We met recently with the top HR team for a major call center corporation. During the meeting we heard there is no reason to conduct a turnover cost study because both the CEO and CFO get it, that turnover is very important to our business.

“Very important” is easy to say…and easy to see. Smart executives know that quality and productivity goals cannot be attained if every day the focus is on training new employees. But the question is precisely how much does employee turnover impact every other productivity goal?

This question applies to all CEOs, CFOs, and all industries. How do we know how much turnover impacts every single aspect of our businesses? The answer to this question is critical, because each organization determines how committed it is to cutting turnover. Is cutting turnover important, very important, a top-5 metric, or THE top metric? Sometimes these commitments are known goals, sometimes not, but the executive team’s actions always spell out the prevailing opinion.

There are six most common positions executive team’s take regarding how much they understand the dollar value of employee turnover.

Position #1: Rush Hour Traffic: The Least Effective & Laziest Position
This is the viewpoint that is akin to controlling rush-hour traffic, meaning we accept the problem rather than solve it, and the top executives are armed with plenty of excuses for their unwillingness to act.

Position #2: Benchmarks Bring Absurd, False Comfort
Competitor benchmarks are useful tools for productivity, quality, and even various revenue metrics, but for turnover and engagement they are junk. Few organizations know how to actually improve the metrics and some are delighted to be average because they don’t want to spend money to score higher.

Position #3: Turnover Costs One Times Annual Salary
The Society for Human Resource Management (SHRM) and other providers have established conclusions like this, but the problem is your CEO and CFO often won’t believe them because they are not sourced through business organizations and often lacks credibility in their eyes.

Position #4: Measuring Turnover’s Cost, Job By Job
First, use a turnover cost calculator that can be applied generically to all jobs. It must measure the easy part…costs to remove one employee and replace with another…and the hard part… the lost productivity while the job is open and a new hire ramps up.

My decades of experience reveal that the costs of recruiting, hiring, onboarding, and training are higher than we assume, yet the lost productivity costs are exponentially higher. I developed the very best calculator for measuring these costs and share it for free on the c-suiteanalytics.com home page.

Second, is to include your CFO in your calculations (or a finance rep assigned by your CFO). Finance people own data and they might have some that improves your calculation. Plus, any cost study you do will have the strength of the CFO behind it.

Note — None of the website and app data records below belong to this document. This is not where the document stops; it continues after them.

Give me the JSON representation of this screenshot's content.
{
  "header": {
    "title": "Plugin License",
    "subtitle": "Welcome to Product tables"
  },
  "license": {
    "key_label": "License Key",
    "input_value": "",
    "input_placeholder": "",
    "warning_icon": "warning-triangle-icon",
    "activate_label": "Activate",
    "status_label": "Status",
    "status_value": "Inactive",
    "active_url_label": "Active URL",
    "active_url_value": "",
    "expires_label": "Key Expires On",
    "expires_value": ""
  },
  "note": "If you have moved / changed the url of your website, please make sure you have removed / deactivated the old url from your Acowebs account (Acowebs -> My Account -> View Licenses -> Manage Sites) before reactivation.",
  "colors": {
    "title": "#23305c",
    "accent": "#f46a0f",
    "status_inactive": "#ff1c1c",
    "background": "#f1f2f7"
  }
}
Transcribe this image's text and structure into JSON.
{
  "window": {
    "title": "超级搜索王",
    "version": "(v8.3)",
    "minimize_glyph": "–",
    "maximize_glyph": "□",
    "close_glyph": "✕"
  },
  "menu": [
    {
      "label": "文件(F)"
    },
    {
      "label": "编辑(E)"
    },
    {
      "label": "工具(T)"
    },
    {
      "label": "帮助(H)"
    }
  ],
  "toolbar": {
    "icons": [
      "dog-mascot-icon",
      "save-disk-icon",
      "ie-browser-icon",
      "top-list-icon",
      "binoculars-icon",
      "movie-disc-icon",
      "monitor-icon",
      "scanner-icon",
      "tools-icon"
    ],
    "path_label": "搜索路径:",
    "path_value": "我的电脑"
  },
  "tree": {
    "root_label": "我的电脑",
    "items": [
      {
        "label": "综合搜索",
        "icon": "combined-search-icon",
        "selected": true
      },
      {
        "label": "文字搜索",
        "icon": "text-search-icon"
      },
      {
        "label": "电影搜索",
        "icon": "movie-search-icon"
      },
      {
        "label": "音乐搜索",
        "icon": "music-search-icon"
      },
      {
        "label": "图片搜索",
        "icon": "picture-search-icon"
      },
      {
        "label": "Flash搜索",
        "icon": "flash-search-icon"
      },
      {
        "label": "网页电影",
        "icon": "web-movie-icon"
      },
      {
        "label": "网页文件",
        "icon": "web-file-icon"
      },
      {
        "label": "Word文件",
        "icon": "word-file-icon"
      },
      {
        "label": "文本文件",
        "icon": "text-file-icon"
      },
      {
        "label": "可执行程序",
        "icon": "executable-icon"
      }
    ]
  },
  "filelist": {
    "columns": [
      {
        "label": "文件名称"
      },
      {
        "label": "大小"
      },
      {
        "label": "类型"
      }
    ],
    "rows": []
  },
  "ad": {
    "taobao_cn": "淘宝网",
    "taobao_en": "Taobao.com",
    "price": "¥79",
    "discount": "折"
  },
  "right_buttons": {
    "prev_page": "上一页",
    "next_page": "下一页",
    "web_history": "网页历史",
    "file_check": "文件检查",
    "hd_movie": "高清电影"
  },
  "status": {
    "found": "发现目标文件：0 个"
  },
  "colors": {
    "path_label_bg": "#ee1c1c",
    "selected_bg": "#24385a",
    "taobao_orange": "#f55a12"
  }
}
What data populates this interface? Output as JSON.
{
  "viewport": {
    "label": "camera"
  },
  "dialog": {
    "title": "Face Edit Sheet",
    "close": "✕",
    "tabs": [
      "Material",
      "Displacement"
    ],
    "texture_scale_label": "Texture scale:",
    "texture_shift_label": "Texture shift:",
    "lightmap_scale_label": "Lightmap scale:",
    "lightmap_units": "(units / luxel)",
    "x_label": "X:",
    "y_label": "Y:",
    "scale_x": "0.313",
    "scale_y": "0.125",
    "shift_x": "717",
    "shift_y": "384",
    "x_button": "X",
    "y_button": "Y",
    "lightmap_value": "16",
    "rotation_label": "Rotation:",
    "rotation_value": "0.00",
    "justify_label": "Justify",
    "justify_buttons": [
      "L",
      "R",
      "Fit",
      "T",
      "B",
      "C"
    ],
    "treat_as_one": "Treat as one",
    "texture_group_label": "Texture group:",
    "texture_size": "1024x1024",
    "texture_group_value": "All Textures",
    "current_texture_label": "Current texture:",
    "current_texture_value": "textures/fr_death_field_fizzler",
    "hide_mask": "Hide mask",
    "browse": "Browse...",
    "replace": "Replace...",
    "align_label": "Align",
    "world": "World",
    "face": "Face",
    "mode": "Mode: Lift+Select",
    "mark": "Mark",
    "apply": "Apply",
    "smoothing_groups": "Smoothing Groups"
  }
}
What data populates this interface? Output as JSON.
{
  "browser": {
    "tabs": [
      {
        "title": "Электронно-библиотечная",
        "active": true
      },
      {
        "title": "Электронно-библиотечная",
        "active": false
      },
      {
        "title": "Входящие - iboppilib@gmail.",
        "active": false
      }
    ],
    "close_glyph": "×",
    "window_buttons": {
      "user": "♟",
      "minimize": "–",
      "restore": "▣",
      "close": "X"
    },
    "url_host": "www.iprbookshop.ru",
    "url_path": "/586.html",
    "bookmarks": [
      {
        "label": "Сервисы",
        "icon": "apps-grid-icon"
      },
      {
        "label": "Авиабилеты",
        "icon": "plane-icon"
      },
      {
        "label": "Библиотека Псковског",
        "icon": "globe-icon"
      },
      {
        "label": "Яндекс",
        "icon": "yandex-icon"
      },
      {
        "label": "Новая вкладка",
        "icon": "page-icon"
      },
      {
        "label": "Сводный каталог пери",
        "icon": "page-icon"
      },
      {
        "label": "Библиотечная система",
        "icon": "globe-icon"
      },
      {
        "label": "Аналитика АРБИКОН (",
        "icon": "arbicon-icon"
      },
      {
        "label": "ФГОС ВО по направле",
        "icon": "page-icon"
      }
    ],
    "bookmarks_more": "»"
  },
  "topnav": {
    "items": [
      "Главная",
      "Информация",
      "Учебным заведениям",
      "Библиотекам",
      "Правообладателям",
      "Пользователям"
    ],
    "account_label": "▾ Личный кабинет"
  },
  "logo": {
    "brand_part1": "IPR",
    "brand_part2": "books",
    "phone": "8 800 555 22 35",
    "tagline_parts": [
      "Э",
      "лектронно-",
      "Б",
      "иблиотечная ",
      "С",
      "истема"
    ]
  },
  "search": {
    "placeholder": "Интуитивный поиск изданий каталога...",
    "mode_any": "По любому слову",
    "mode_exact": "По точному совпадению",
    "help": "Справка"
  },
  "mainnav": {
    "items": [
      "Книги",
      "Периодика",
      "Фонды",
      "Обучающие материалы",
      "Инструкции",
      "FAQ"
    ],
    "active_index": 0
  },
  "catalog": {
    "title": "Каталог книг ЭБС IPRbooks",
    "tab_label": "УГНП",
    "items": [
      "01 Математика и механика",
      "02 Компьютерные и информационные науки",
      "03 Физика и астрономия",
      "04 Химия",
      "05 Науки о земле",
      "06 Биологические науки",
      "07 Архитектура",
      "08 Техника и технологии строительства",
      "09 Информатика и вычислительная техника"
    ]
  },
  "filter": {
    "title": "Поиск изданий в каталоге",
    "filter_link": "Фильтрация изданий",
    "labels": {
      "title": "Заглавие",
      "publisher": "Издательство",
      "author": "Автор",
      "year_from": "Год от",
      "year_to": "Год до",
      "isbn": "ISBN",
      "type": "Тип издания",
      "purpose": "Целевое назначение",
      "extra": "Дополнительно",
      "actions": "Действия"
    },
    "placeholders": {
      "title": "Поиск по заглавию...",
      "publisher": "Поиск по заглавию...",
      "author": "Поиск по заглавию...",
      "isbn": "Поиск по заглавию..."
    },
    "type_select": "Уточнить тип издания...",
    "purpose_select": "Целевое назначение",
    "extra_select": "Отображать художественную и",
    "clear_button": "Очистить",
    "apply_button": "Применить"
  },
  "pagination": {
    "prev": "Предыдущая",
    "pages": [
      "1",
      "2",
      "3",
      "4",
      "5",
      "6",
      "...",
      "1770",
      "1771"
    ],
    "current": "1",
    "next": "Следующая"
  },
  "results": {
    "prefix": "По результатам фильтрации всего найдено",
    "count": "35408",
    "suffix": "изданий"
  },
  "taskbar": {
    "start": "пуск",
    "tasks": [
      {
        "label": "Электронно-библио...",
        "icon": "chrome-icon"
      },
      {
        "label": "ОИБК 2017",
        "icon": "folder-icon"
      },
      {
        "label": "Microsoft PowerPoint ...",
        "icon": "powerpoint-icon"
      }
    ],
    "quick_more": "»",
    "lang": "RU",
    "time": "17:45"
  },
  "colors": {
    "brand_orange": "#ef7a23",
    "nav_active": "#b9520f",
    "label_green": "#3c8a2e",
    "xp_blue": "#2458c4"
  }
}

Position #5: The Wake-Up Call of Company-Wide Costs
Hearing that losing a nurse costs $46,712 will open the eyes of your executive team. Then hearing that last year’s turnover cost your hospital $12.6 million can cause them to act.

Using the cost calculator and CFO buy-in from Position #4, now is the time to add additional metrics for a more complete picture:
1. Group all jobs into six or so similar-cost jobs for turnover based on their similarities of duties, pay, amount of training, and special hiring costs such as hiring bonuses or relocation fees.
2. Then conduct a cost study for one job for each group.
3. Next assign your resulting cost to all jobs in that group.
4. Build an excel spreadsheet or similar tool to assign each job its appropriate cost
5. Then for each turnover reporting period, monthly or quarterly, report the total turnover cost for that period.
Now you and your CFO have the power of dollars to bring about change.

Position #6: The Gold Standard Approach to Costing Employee Turnover
Imagine your CFO presenting your organization’s monthly numbers. First comes revenue, then perhaps quality, and on and on. Near the end your CFO says this:

You’ll notice the steep decline in sales and service from our Salt Lake City location. We cannot sustain these losses. If you look at the turnover in Salt Lake City to date, there is no question that employee turnover is driving this failure.

My deeper analysis shows the impact of one salesperson leaving by measuring the lost sales from the time we accept the resignation through the first six months after each newly-hired salesperson comes on board. Let’s call these three stages resignation, open position, and ramp up. Our average revenue loss during these periods over the past year has been $89,247. In other words, losing a salesperson costs us not just the recruiting, hiring, and training costs, but the far greater costs are the lost sales.

I’m not the sales executive, but if I were I’d take a hard look at the overall job performance of the sales manager in Salt Lake City. Our performance there is killing our numbers and we might miss our overall plan goals, and it could be primarily due to employee turnover.

Your CFO then goes on to say…
I’ve done some analyses, too, about turnover’s impact on work quality in our plants as well as whether we are meeting our safety goals. What I am finding is that employee turnover seems to be the key driver of every one of the metrics we study each day. Take a look at slide 34 here…

On a scale of 1 to 6, where does your turnover situation rank? The gold standard is being able to cost turnover and have your executive team connect the dots that employee turnover is the greatest driver of every critical company metric.